Friday, December 29, 2006

Goal 4, 566...

To create something like this by Ljudbilden

If you know what software they use...let me know! I'm still researching it.

Sunday, December 24, 2006

Sleeping Soundly.

I’ve been taking improv classes in the evening at The Groundlings twice a week. The drive has been daunting, but two days ago I had an extraordinary experience. George Clooney let me stay over at one of his apartments in Hollywood. I met his assistant, a tall and striking Asian woman in her late 20’s at the apartment complex. She helped me with my luggage and opened the door to a modest one bedroom apartment. It looked a little haphazard, but she explained that the cleaning lady had not been there to clean since the last guest, Eva Hesse. Holy Crap I thought, Eva Hesse, wow! As she gave me the tour, she pointed out an orange and yellow patterned comforter that was shoved under a bench and said “Don’t use is dirty...from the time with Molly.” She opened the closet with some of George’s clothes shoved off to the side. I noticed a couple of brown v-neck sweaters and something particularly peculiar. There were about 20 pairs of men’s white underwear hanging on pant hangers. She pushed them aside and said I could hang my clothes there. I couldn’t wait for her to leave so I could call my friend Alicia! She handed me the keys and her card with the added note to call if I needed anything.

All I can say is afternoon nap dreams are vividly specific!

Saturday, December 09, 2006

Melissa Borders-Stevenson

I’m standing on the edge of a retreating lake, a wide open mouth with blackened, jagged stumps as teeth. I’ve walked into a crowd of people who know and love each other. I’m seeing the hippy youth behind the character lines of hugging, crying and laughing people. I see Tim, the only one I know...I walk up to him, hug him and re-introduce myself. It has probably been two years since I’ve seen him and only briefly at that. He’s wearing a leopard print beret and a mimosa stain on his shirt. I hug him, look in his eyes and weakly say, “I had to come.” He tells me to grab a red nose out of the box on the beach.
I do, and self-consciously put it on my nose. Draped over two tall mannequins made of PVC pipe are the costumes of Sojourner Truth and Amelia Earhart. These two famous women in history were brought back to life by another famous woman in history, Melissa Borders-Stevenson. I was standing on the beach of her memorial. Her life was brought to an end on October 15, 2006 in a car accident.
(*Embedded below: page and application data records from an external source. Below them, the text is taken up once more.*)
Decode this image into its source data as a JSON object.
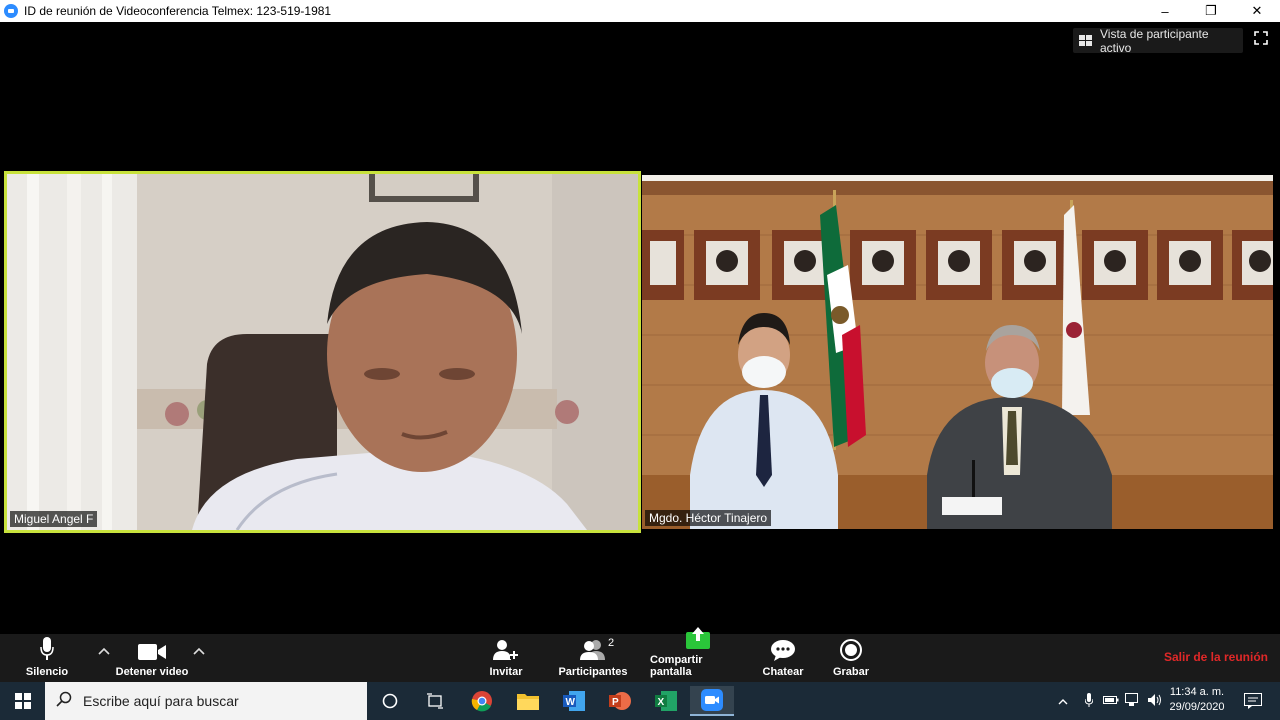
{
  "window": {
    "title": "ID de reunión de Videoconferencia Telmex: 123-519-1981",
    "minimize": "–",
    "restore": "❐",
    "close": "✕"
  },
  "view": {
    "active_speaker_label": "Vista de participante activo"
  },
  "participants": [
    {
      "name": "Miguel Angel F"
    },
    {
      "name": "Mgdo. Héctor Tinajero"
    }
  ],
  "toolbar": {
    "mute_label": "Silencio",
    "video_label": "Detener video",
    "invite_label": "Invitar",
    "participants_label": "Participantes",
    "participants_count": "2",
    "share_label": "Compartir pantalla",
    "chat_label": "Chatear",
    "record_label": "Grabar",
    "leave_label": "Salir de la reunión"
  },
  "taskbar": {
    "search_placeholder": "Escribe aquí para buscar",
    "time": "11:34 a. m.",
    "date": "29/09/2020"
  },
  "colors": {
    "active_speaker_border": "#c8e23c",
    "leave_red": "#e02828",
    "share_green": "#2ac63a"
  }
}
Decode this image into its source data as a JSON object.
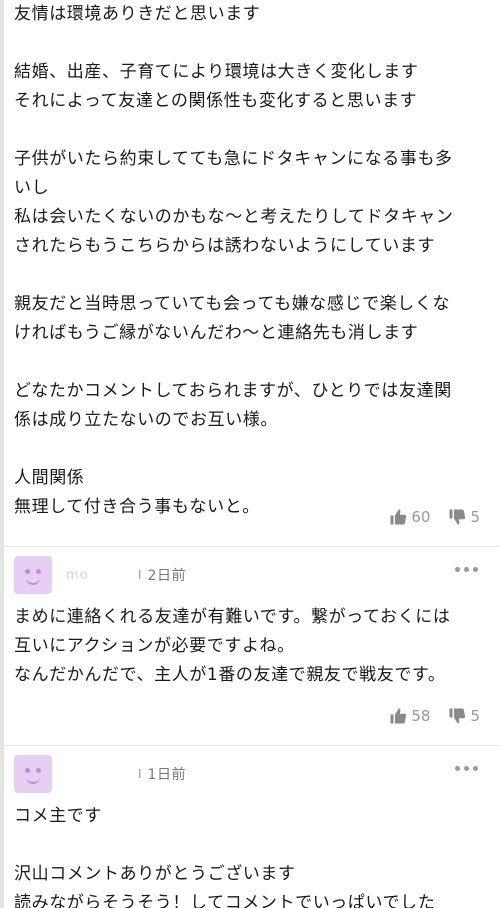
{
  "comments": [
    {
      "paragraphs": [
        [
          "友情は環境ありきだと思います"
        ],
        [
          "結婚、出産、子育てにより環境は大きく変化します",
          "それによって友達との関係性も変化すると思います"
        ],
        [
          "子供がいたら約束してても急にドタキャンになる事も多",
          "いし",
          "私は会いたくないのかもな〜と考えたりしてドタキャン",
          "されたらもうこちらからは誘わないようにしています"
        ],
        [
          "親友だと当時思っていても会っても嫌な感じで楽しくな",
          "ければもうご縁がないんだわ〜と連絡先も消します"
        ],
        [
          "どなたかコメントしておられますが、ひとりでは友達関",
          "係は成り立たないのでお互い様。"
        ],
        [
          "人間関係",
          "無理して付き合う事もないと。"
        ]
      ],
      "likes": "60",
      "dislikes": "5"
    },
    {
      "username": "mo",
      "time": "2日前",
      "paragraphs": [
        [
          "まめに連絡くれる友達が有難いです。繋がっておくには",
          "互いにアクションが必要ですよね。",
          "なんだかんだで、主人が1番の友達で親友で戦友です。"
        ]
      ],
      "likes": "58",
      "dislikes": "5"
    },
    {
      "username": "",
      "time": "1日前",
      "paragraphs": [
        [
          "コメ主です"
        ],
        [
          "沢山コメントありがとうございます",
          "読みながらそうそう！してコメントでいっぱいでした"
        ]
      ]
    }
  ],
  "separator": "I",
  "icons": {
    "like": "thumbs-up-icon",
    "dislike": "thumbs-down-icon",
    "more": "more-horizontal-icon"
  },
  "colors": {
    "avatar_bg": "#e6cff3",
    "avatar_face": "#c28adc",
    "muted_text": "#999999"
  }
}
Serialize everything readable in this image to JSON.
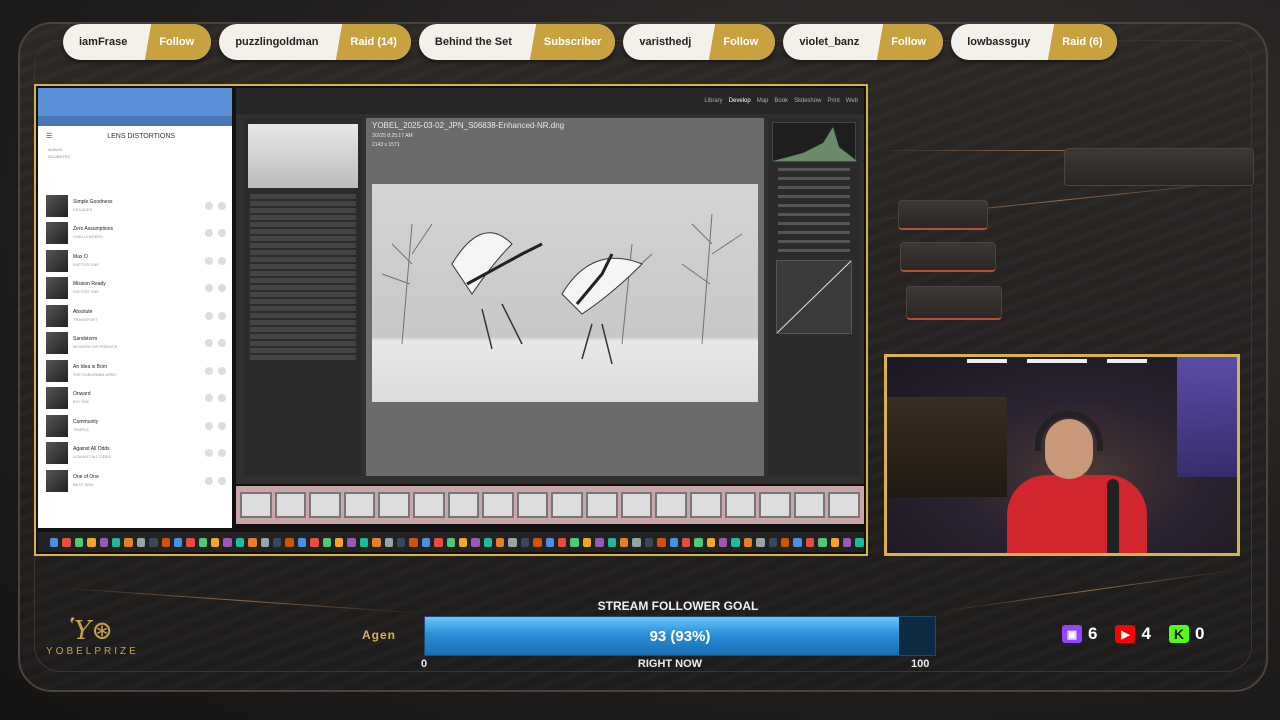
{
  "alerts": [
    {
      "name": "iamFrase",
      "action": "Follow"
    },
    {
      "name": "puzzlingoldman",
      "action": "Raid (14)"
    },
    {
      "name": "Behind the Set",
      "action": "Subscriber"
    },
    {
      "name": "varisthedj",
      "action": "Follow"
    },
    {
      "name": "violet_banz",
      "action": "Follow"
    },
    {
      "name": "lowbassguy",
      "action": "Raid (6)"
    }
  ],
  "browser": {
    "header": "LENS DISTORTIONS",
    "sub1": "ALBUM",
    "sub2": "SOUNDTEC",
    "tracks": [
      {
        "title": "Simple Goodness",
        "artist": "DECADES"
      },
      {
        "title": "Zero Assumptions",
        "artist": "CHALLENGERS"
      },
      {
        "title": "Max O",
        "artist": "FACTOR ONE"
      },
      {
        "title": "Mission Ready",
        "artist": "FACTOR ONE"
      },
      {
        "title": "Absolute",
        "artist": "TRANSPORT"
      },
      {
        "title": "Sandstorm",
        "artist": "MODERN DIFFERENCE"
      },
      {
        "title": "An Idea is Born",
        "artist": "THE SUBURBAN ARMY"
      },
      {
        "title": "Onward",
        "artist": "BIG SHE"
      },
      {
        "title": "Community",
        "artist": "TEMPLE"
      },
      {
        "title": "Against All Odds",
        "artist": "AGAINST ALL ODDS"
      },
      {
        "title": "One of One",
        "artist": "BEST SON"
      }
    ]
  },
  "lightroom": {
    "modules": [
      "Library",
      "Develop",
      "Map",
      "Book",
      "Slideshow",
      "Print",
      "Web"
    ],
    "active_module": "Develop",
    "filename": "YOBEL_2025-03-02_JPN_S06838-Enhanced-NR.dng",
    "meta1": "3/2/25 8:25:17 AM",
    "meta2": "2143 x 1571"
  },
  "overlay": {
    "logo_text": "YOBELPRIZE",
    "ticker": "Agen",
    "goal_title": "STREAM FOLLOWER GOAL",
    "goal_value": "93 (93%)",
    "goal_fraction": 0.93,
    "goal_min": "0",
    "goal_max": "100",
    "goal_caption": "RIGHT NOW",
    "twitch_count": "6",
    "youtube_count": "4",
    "kick_count": "0",
    "colors": {
      "gold": "#d8b24a",
      "goal_blue": "#2b8fd8",
      "twitch": "#9146ff",
      "youtube": "#ff0000",
      "kick": "#53fc18"
    }
  }
}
She is the new “famous women” in history. Melissa, an actor, performed 39 diverse women who made an impact on history and women through what she called, Biologues. She researched a women like Sojourner and weaved the woman’s history, accomplishments and thoughts into a monologue as Melissa put on the character of this women. Melissa, a tall, slender blonde in black leotard seamlessly slipped into the great woman of Sojourner for children, adults, corporations...anyone that wanted to see and hear a one-of-a-kind experience.

Melissa is the new famous women in history because she took her passion for women who made a difference, her art of writing and performing and her need to educate and made it her life’s work. She, as all women, have come far since the 20th century when most nations first won the right for women to vote. Most importantly women fought for the reevaluation of their traditionally viewed role in society. It wasn’t until as recent as 1963 that the Equal Pay Act required equal wages for men and women doing equal work.

I remember when I first met Melissa. I worked with my company to hire her to perform for our celebration of Women’s History month. She stood in a bland, gray blue room in her black leotard in front of a sedate group of office workers and blasted us with her energy and passion. She made us weep and laugh. She did the same for thousands of children and adults throughout the United States. This was the first time I truly felt hope as an artist. Melissa showed me more than just my need to know my own history. She inspired me, by living the fact that I had the right to choose my own creative path.

I’m standing there on the beach of a mountain lake when a smiling women walks up to me with her arms outstretched. She introduces herself as a childhood friend of Melissa’s and wants to make people feel welcome. It was the first time I could share my grief with someone that also knew and loved Melissa.

Tim walks toward the center of the crowd and rings Tibetan style bells. The crowd stretches out wide in a circle while Tim’s Sister, Prairie Flower and Brother-in-law, Cactus Bob strum their banjo and fiddle and sing. About 250 of us grow quiet and I turn to Melissa’s childhood friend and we grab on to each other. My throat grows tight, and tears run freely as 250 of us, with red, sponge noses honor the memory of my hero, Melissa-Borders Stevenson, a famous woman in history.